The Dutch Tulip Bubble

In Flora’s Wagon of Fools by Hendrik Gerritsz Pot, the goddess of flowers leads the weavers of Haarlem toward the rough seas that will destroy them (Credit: Hendrik Gerritsz Pot)

In Flora’s Wagon of Fools by Hendrik Gerritsz Pot, the goddess of flowers leads the weavers of Haarlem toward the rough seas that will destroy them (Credit: Hendrik Gerritsz Pot)

Anyone who follows the stock market or survived 2008 knows what a bubble is.  What may surprising is the first one was not in housing or gold.  What was this amazing commodity?  Tulips.  I can hear your disbelief through the computer screen.  Tulips?  Those things my mom plants around the sidewalk to the front porch?  Yes.  Mike Dash in his book Tulipomania: The Story of the World’s Most Coveted Flower and the Extraordinary Passions It Aroused said one bulb of the variety Semper Augustus was so valuable “It was enough to feed, clothe and house a whole Dutch family for half a lifetime, or sufficient to purchase one of the grandest homes on the most fashionable canal in Amsterdam for cash, complete with a coach house and an 80-ft (25-m) garden – and this at a time when homes in that city were as expensive as property anywhere in the world.”  How did this happen?  Well, as with most things, it’s a long story.

Tulips were originally from the Pamir and Tien Shan mountain ranges in central Asia.  From there they made their way to the gardens of the Ottoman Empire in Constantinople.  Botanist Carolus Clusius brought them to his garden at the University of Leiden to study them for medicinal purposes.  Clusius noticed that some tulips “broke”, in that they started out as a solid color but then suddenly began producing blooms which were multicolored.  In the course of his research, his neighbors noticed the beautiful flowers and stole some.  Nice neighbors.  In the hopes of quick cash, the nefarious neighbors sold the tulips on the open market.  Botanists began competing with one another to breed the most beautiful “broken” or multicolored tulip.  These cultivars, as they were called, were highly prized and traded amongst each other.  This network of botanists soon developed into the trade network as tulips quickly became a status symbol amongst the rich of Holland.  

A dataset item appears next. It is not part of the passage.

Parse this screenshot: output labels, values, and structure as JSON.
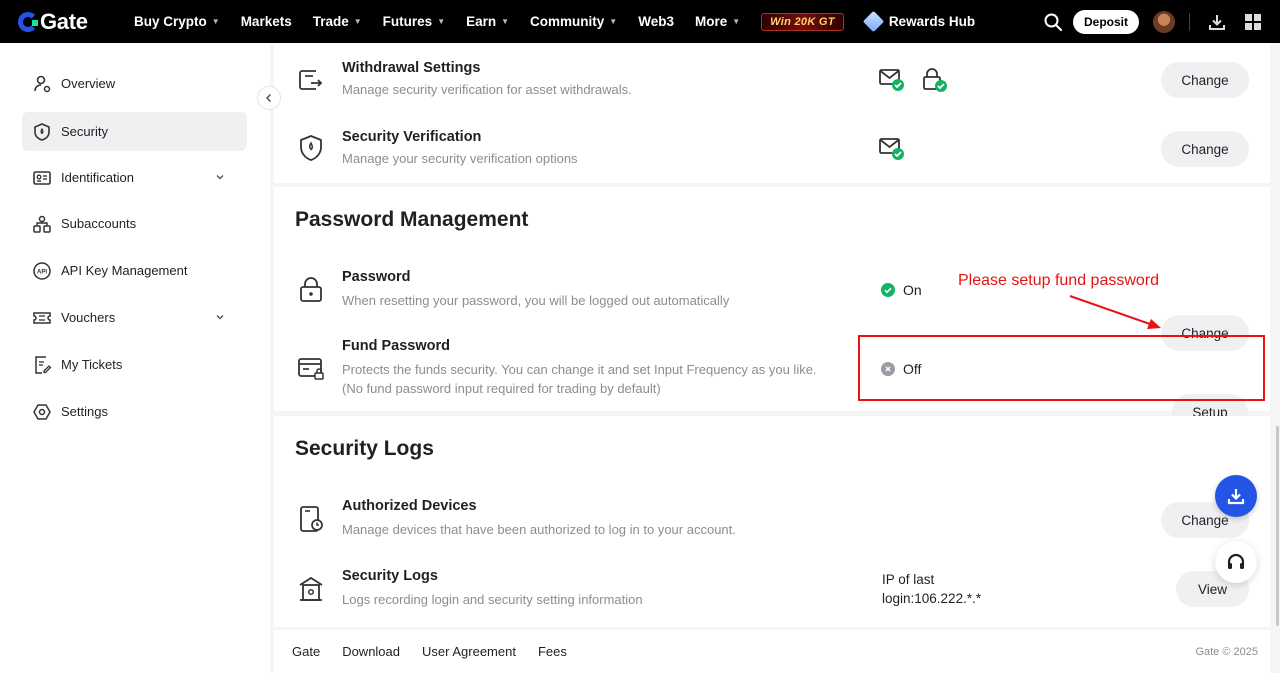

Over the next few years tulips became the most valuable commodity and were openly traded.  Bulbs would change hands over ten times a day.  A bulb for a Viceroy tulip in 1634 could command 2500 florins a value roughly equivalent to $1,250 in current dollars.  The Semper Augustus as mentioned above could get about twice that.  A good trader could earn up to 60,000 florins in a month— approximately $61,710 adjusted to current dollars.  Tulip bulbs were used as money and could be traded for all kinds of goods and services.  They were traded in the back of taverns and at one point were considered too valuable to even plant.  The unplanted bulbs were proudly displayed by wealthy owners.  They looked very much like an onion, and in fact one sailor unknowingly ate one thinking it was an onion.  It was a $1,000 meal.

An anonymous watercolour from the 17th Century shows the Semper Augustus, the most prized and expensive variety in the Dutch tulip mania Photo Credit: Wikipedia

An anonymous watercolour from the 17th Century shows the Semper Augustus, the most prized and expensive variety in the Dutch tulip mania Photo Credit: Wikipedia

Then the bubble burst.  In 1637, a trader in Haarlem did not show up to pay for his bulbs.  This started a panic and the price of tulips hit rock bottom.  Within days, bulbs lost their value and were only worth pennies on the dollar.  Many people lost their fortune in the catastrophe and went into deep debt.  The effects were long reaching as these debts went through the court system for years.  Even those who had escaped the worst of the crash were affected by the economic depression that followed.  One good thing followed the crash, the Dutch were extremely cautious about speculative investments in future.

ER

Sources available on request